Three quarters of history teachers say that the amount of content they are expected to cover for the new GCSE specifications is "unmanageable".
The annual survey from the Historical Association suggests that the demanding nature of the specifications is causing schools to squeeze the key stage 3 curriculum, which is increasingly being taught in two years.
And, according to the survey, the number of students taking history beyond GCSE has dropped because of the decoupling of AS and A-levels.
The Historical Association’s survey of 313 teachers working in 287 schools found that 75 per cent of respondents viewed the amount of content to be covered in the GCSE specifications introduced in 2016 as “essentially unmanageable”.
The time required to cover the GCSE appears to have encouraged schools to squeeze the KS3 history curriculum.
History in 38 hours
Last month Tes reported concerns raised by Richard Harris, an associate professor of education at the University of Reading, who helped analyse the Historical Association’s survey. He said some schools were teaching the entire KS3 history curriculum in just 38 hours.
According to the survey, the proportion of history teachers reporting that they now allocate only two years to KS3 is 44 per cent – 20 percentage points higher than the 24 per cent figure recorded in 2015.
Three schools in the survey actually referred to providing a “five-year GCSE” in history.
Amanda Spielman, the chief inspector of Ofsted, has previously said the extent to which some schools are cutting the KS3 curriculum is “quite shocking”.

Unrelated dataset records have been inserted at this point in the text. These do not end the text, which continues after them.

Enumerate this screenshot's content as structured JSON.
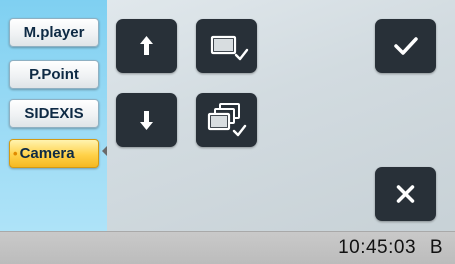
{
  "sidebar": {
    "items": [
      {
        "label": "M.player",
        "active": false
      },
      {
        "label": "P.Point",
        "active": false
      },
      {
        "label": "SIDEXIS",
        "active": false
      },
      {
        "label": "Camera",
        "active": true
      }
    ]
  },
  "controls": {
    "up_icon": "arrow-up-icon",
    "down_icon": "arrow-down-icon",
    "single_screen_icon": "single-screen-check-icon",
    "multi_screen_icon": "multi-screen-check-icon",
    "confirm_icon": "checkmark-icon",
    "close_icon": "close-icon"
  },
  "status": {
    "time": "10:45:03",
    "mode": "B"
  },
  "colors": {
    "sidebar_bg": "#8fd6f3",
    "active_item": "#ffd24a",
    "tile_bg": "#283038",
    "status_bg": "#c2c2c2"
  }
}
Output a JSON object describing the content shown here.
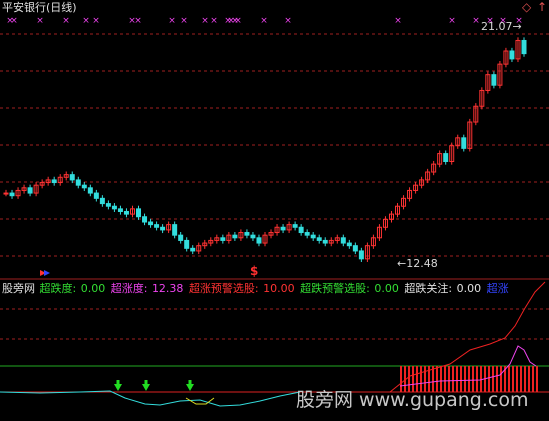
{
  "chart_title": "平安银行(日线)",
  "corner_icons": {
    "diamond": "◇",
    "arrow": "↑"
  },
  "price_labels": {
    "high": "21.07",
    "low": "12.48",
    "high_arrow": "→",
    "low_arrow": "←"
  },
  "signal_marker": "$",
  "indicator_row": {
    "name": "股旁网",
    "items": [
      {
        "label": "超跌度:",
        "value": "0.00",
        "color": "#33dd33"
      },
      {
        "label": "超涨度:",
        "value": "12.38",
        "color": "#ee44ee"
      },
      {
        "label": "超涨预警选股:",
        "value": "10.00",
        "color": "#ff3333"
      },
      {
        "label": "超跌预警选股:",
        "value": "0.00",
        "color": "#33dd33"
      },
      {
        "label": "超跌关注:",
        "value": "0.00",
        "color": "#e0e0e0"
      }
    ],
    "tail_label": "超涨",
    "tail_color": "#3344ff"
  },
  "watermark": "股旁网 www.gupang.com",
  "colors": {
    "up_candle": "#ff3333",
    "down_candle": "#33dddd",
    "grid": "#a02020",
    "marker_x": "#ee44ee",
    "down_arrow": "#22dd22"
  },
  "chart_data": {
    "type": "candlestick",
    "symbol": "平安银行",
    "period": "日线",
    "extremes": {
      "high": 21.07,
      "low": 12.48
    },
    "price_series": [
      15.1,
      15.0,
      15.2,
      15.3,
      15.1,
      15.4,
      15.5,
      15.6,
      15.5,
      15.7,
      15.8,
      15.6,
      15.4,
      15.3,
      15.1,
      14.9,
      14.7,
      14.6,
      14.5,
      14.4,
      14.3,
      14.5,
      14.2,
      14.0,
      13.9,
      13.8,
      13.7,
      13.9,
      13.5,
      13.3,
      13.0,
      12.9,
      13.1,
      13.2,
      13.3,
      13.4,
      13.3,
      13.5,
      13.4,
      13.6,
      13.5,
      13.4,
      13.2,
      13.5,
      13.6,
      13.8,
      13.7,
      13.9,
      13.8,
      13.6,
      13.5,
      13.4,
      13.3,
      13.2,
      13.3,
      13.4,
      13.2,
      13.1,
      12.9,
      12.6,
      13.1,
      13.4,
      13.8,
      14.1,
      14.3,
      14.6,
      14.9,
      15.2,
      15.4,
      15.6,
      15.9,
      16.2,
      16.6,
      16.3,
      16.9,
      17.2,
      16.8,
      17.8,
      18.4,
      19.0,
      19.6,
      19.2,
      20.0,
      20.5,
      20.2,
      20.9,
      20.4
    ]
  }
}
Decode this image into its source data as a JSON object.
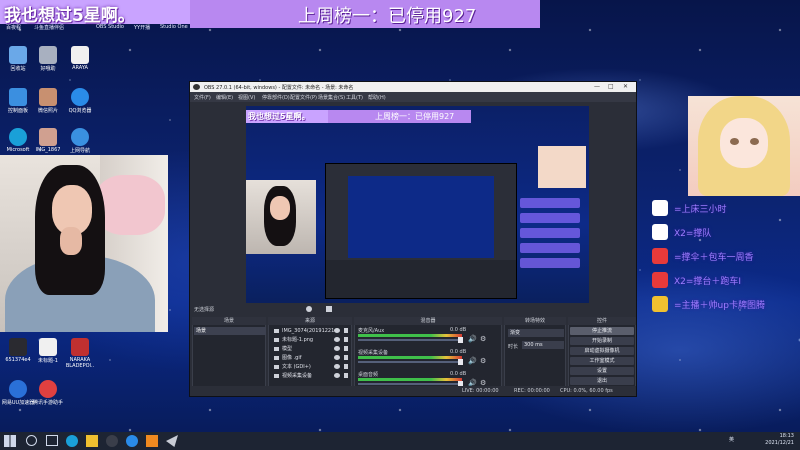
{
  "stream": {
    "overlay_left": "我也想过5星啊。",
    "overlay_center": "上周榜一：已停用927",
    "right_badges": [
      "=上床三小时",
      "X2=撑队",
      "=撑伞＋包车一周香",
      "X2=撑台＋跑车Ⅰ",
      "=主播＋帅up卡牌图腾"
    ]
  },
  "desktop": {
    "top_labels": [
      "百夜程",
      "斗鱼直播伴侣",
      "OBS Studio",
      "YY开播",
      "Studio One"
    ],
    "left_icons": [
      {
        "label": "回收站",
        "icon": "recycle-bin-icon",
        "color": "#6aa8e8"
      },
      {
        "label": "好哦助",
        "icon": "app-icon",
        "color": "#a8b0c0"
      },
      {
        "label": "ARAYA",
        "icon": "file-icon",
        "color": "#f0f0f0"
      },
      {
        "label": "控制面板",
        "icon": "control-panel-icon",
        "color": "#3b8fe0"
      },
      {
        "label": "微信照片",
        "icon": "photo-icon",
        "color": "#c89070"
      },
      {
        "label": "QQ浏览器",
        "icon": "browser-icon",
        "color": "#2a8be8"
      },
      {
        "label": "Microsoft",
        "icon": "edge-icon",
        "color": "#1aa0d8"
      },
      {
        "label": "IMG_1867",
        "icon": "image-icon",
        "color": "#d0a090"
      },
      {
        "label": "上网导航",
        "icon": "ie-icon",
        "color": "#3a90e0"
      },
      {
        "label": "651374e4",
        "icon": "avatar-icon",
        "color": "#2a2a30"
      },
      {
        "label": "未标题-1",
        "icon": "psd-icon",
        "color": "#f0f0f0"
      },
      {
        "label": "NARAKA BLADEPOI..",
        "icon": "game-icon",
        "color": "#c03030"
      },
      {
        "label": "网易UU加速器",
        "icon": "uu-icon",
        "color": "#2a70d8"
      },
      {
        "label": "腾讯手游助手",
        "icon": "tencent-icon",
        "color": "#e04040"
      }
    ]
  },
  "obs": {
    "title": "OBS 27.0.1 (64-bit, windows) - 配置文件: 未命名 - 场景: 未命名",
    "menu": [
      "文件(F)",
      "编辑(E)",
      "视图(V)",
      "停靠部件(D)",
      "配置文件(P)",
      "场景集合(S)",
      "工具(T)",
      "帮助(H)"
    ],
    "preview_bar": "无选择源",
    "scenes": {
      "header": "场景",
      "items": [
        "场景"
      ]
    },
    "sources": {
      "header": "来源",
      "items": [
        {
          "label": "IMG_3074(20191221..."
        },
        {
          "label": "未标题-1.png"
        },
        {
          "label": "模型"
        },
        {
          "label": "图像 .gif"
        },
        {
          "label": "文本 (GDI+)"
        },
        {
          "label": "视频采集设备"
        }
      ]
    },
    "mixer": {
      "header": "混音器",
      "channels": [
        {
          "name": "麦克风/Aux",
          "db": "0.0 dB"
        },
        {
          "name": "视频采集设备",
          "db": "0.0 dB"
        },
        {
          "name": "桌面音频",
          "db": "0.0 dB"
        }
      ]
    },
    "transitions": {
      "header": "转场特效",
      "type": "渐变",
      "duration_label": "时长",
      "duration": "300 ms"
    },
    "controls": {
      "header": "控件",
      "buttons": [
        "停止推流",
        "开始录制",
        "启动虚拟摄像机",
        "工作室模式",
        "设置",
        "退出"
      ]
    },
    "status": {
      "live": "LIVE: 00:00:00",
      "rec": "REC: 00:00:00",
      "cpu": "CPU: 0.0%, 60.00 fps"
    }
  },
  "taskbar": {
    "time": "18:13",
    "date": "2021/12/21",
    "ime": "英",
    "colors": {
      "bg": "#1d2433"
    }
  }
}
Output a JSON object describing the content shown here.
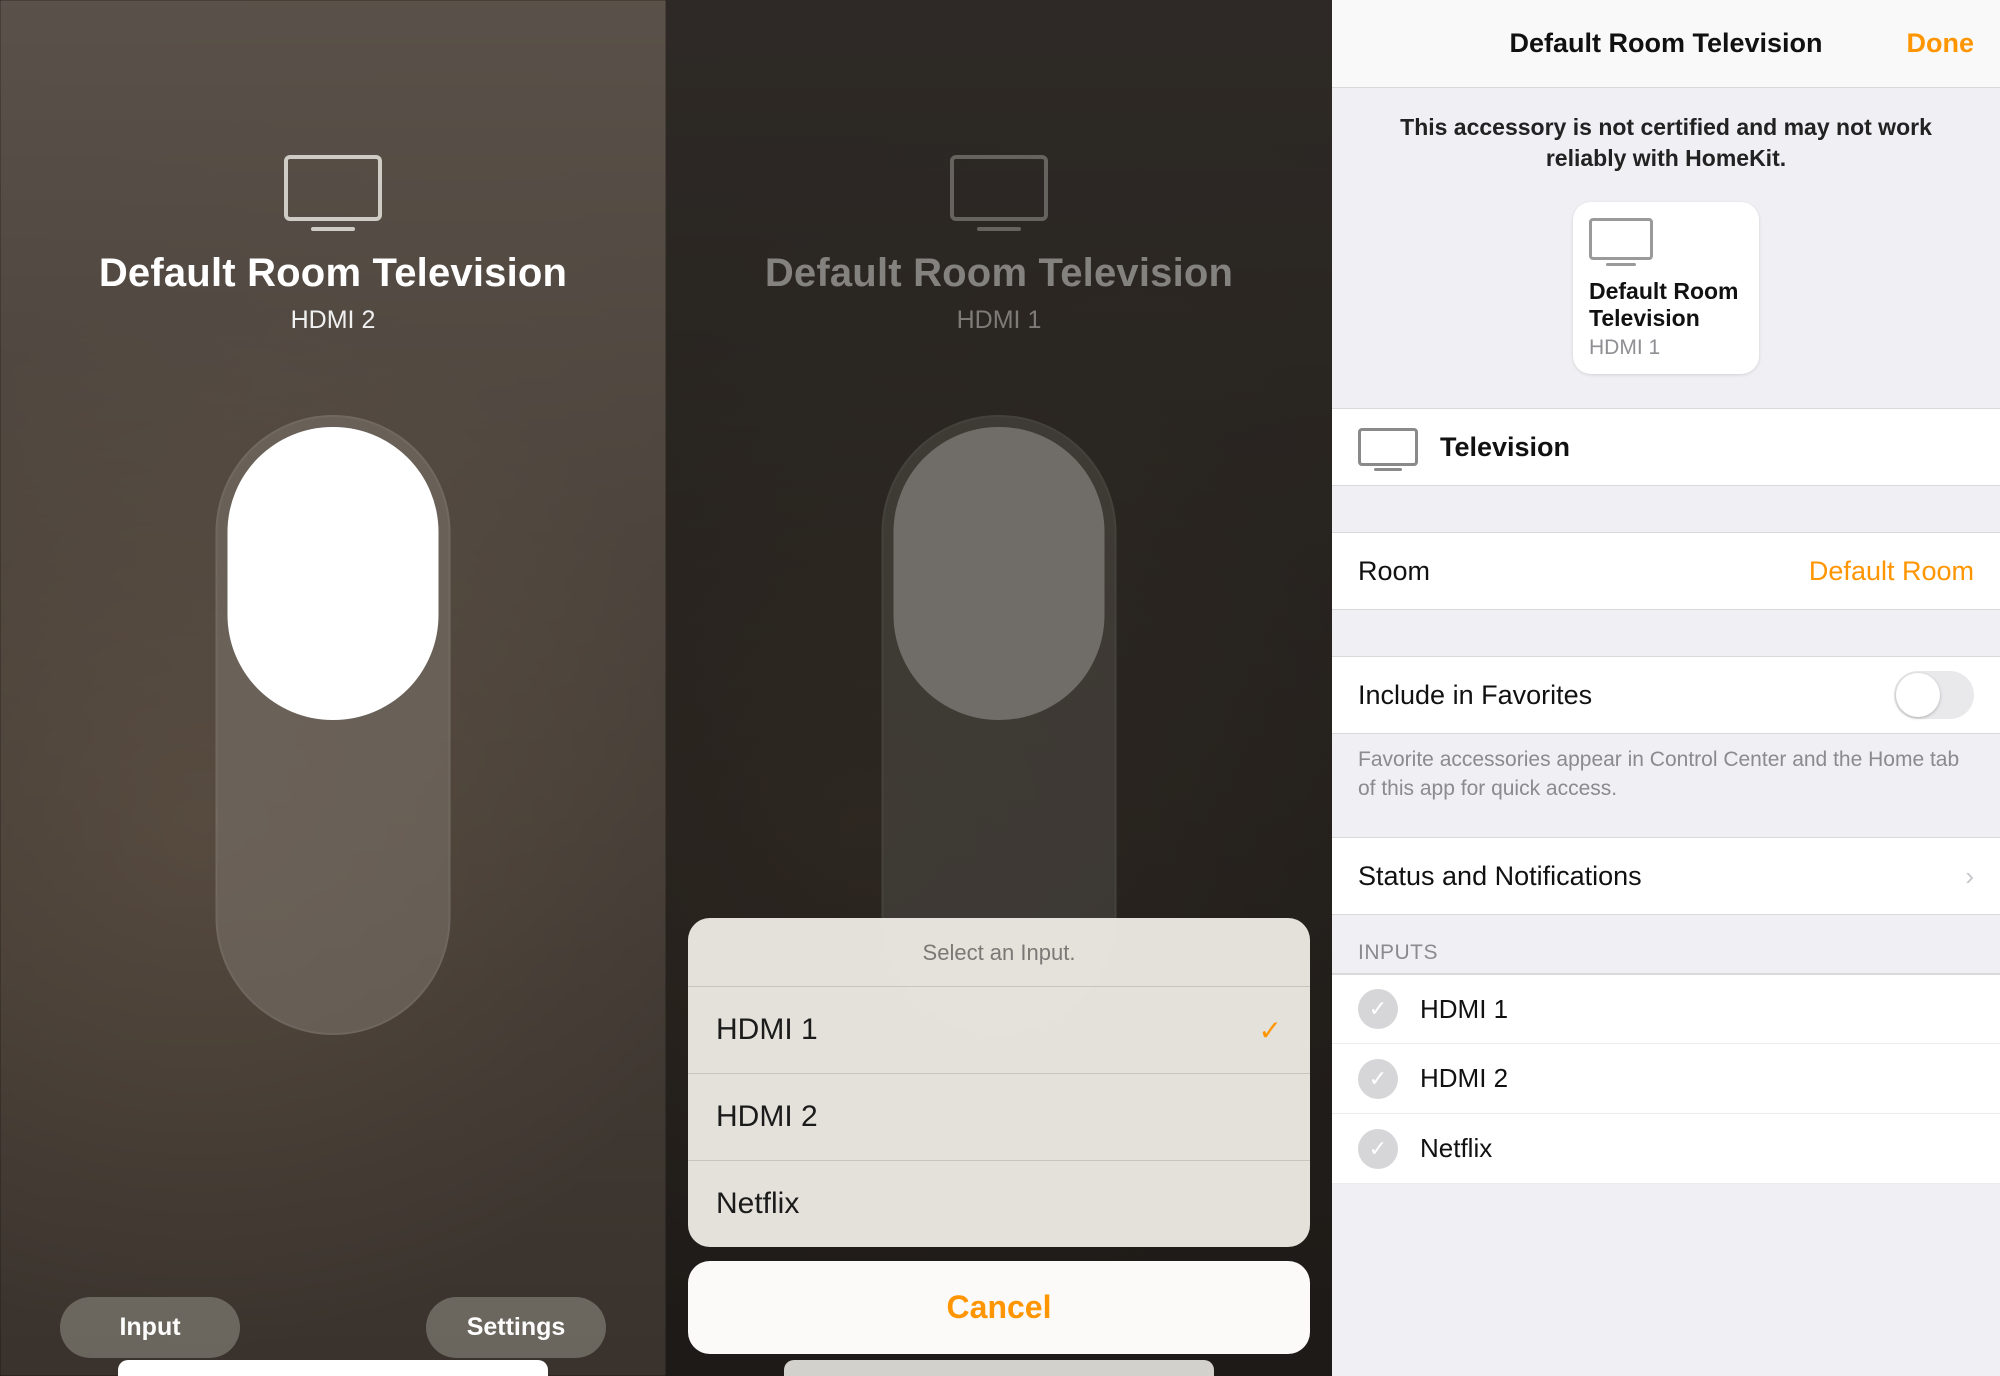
{
  "pane1": {
    "title": "Default Room Television",
    "subtitle": "HDMI 2",
    "buttons": {
      "input": "Input",
      "settings": "Settings"
    }
  },
  "pane2": {
    "title": "Default Room Television",
    "subtitle": "HDMI 1",
    "sheet": {
      "title": "Select an Input.",
      "items": [
        "HDMI 1",
        "HDMI 2",
        "Netflix"
      ],
      "selected_index": 0,
      "cancel": "Cancel"
    }
  },
  "pane3": {
    "nav_title": "Default Room Television",
    "done": "Done",
    "cert_warning": "This accessory is not certified and may not work reliably with HomeKit.",
    "tile": {
      "name": "Default Room Television",
      "sub": "HDMI 1"
    },
    "device_label": "Television",
    "room_row": {
      "label": "Room",
      "value": "Default Room"
    },
    "favorites": {
      "label": "Include in Favorites",
      "enabled": false,
      "footnote": "Favorite accessories appear in Control Center and the Home tab of this app for quick access."
    },
    "status_row": "Status and Notifications",
    "inputs_header": "INPUTS",
    "inputs": [
      "HDMI 1",
      "HDMI 2",
      "Netflix"
    ]
  }
}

The Historical Association said “it is a matter of profound regret” that KS3 is being squeezed “since changes of this kind have a significant impact on young people’s access to history by reducing the period of secondary education in which the subject is taught to all young people”.
The survey also highlights a “dramatic decline” in the number of entries for AS and A-level history. In 2017 just over 70 per cent of non-selective state schools reported fewer than 20 per cent of Year 12 students were doing history, compared with 60 per cent of such schools in 2015.
The Historical Association said this was probably the result of the decision to decouple AS and A levels.
“With many students taking [history] as a fourth subject and then opting to continue with it in light of their enjoyment of the subject and/or their success at AS-level, it is unsurprising now that schools’ decisions to follow a three A-level model have led to a significant reduction both in the number of students taking AS-level and in the total number of entries for A-level,” the association said.
Other issues flagged up by history teachers include “inadequate funds” to purchase resources, identified as a current or serious concern by 73 per cent of respondents, and a lack of opportunity to access continuing professional development, noted by 60 per cent of respondents.
Most schools said they had not had to reduce their history offer as a result of budget cuts, but six comprehensives in the survey reported that they had been forced to remove history from their A-level options altogether.
The survey also found that the introduction of Progress 8 appears to have “begun reversing the trend for schools to steer certain students away from the subject”. Less than a third of schools (32 per cent) reported that some students are discouraged or prevented from taking history – the lowest figure for four years.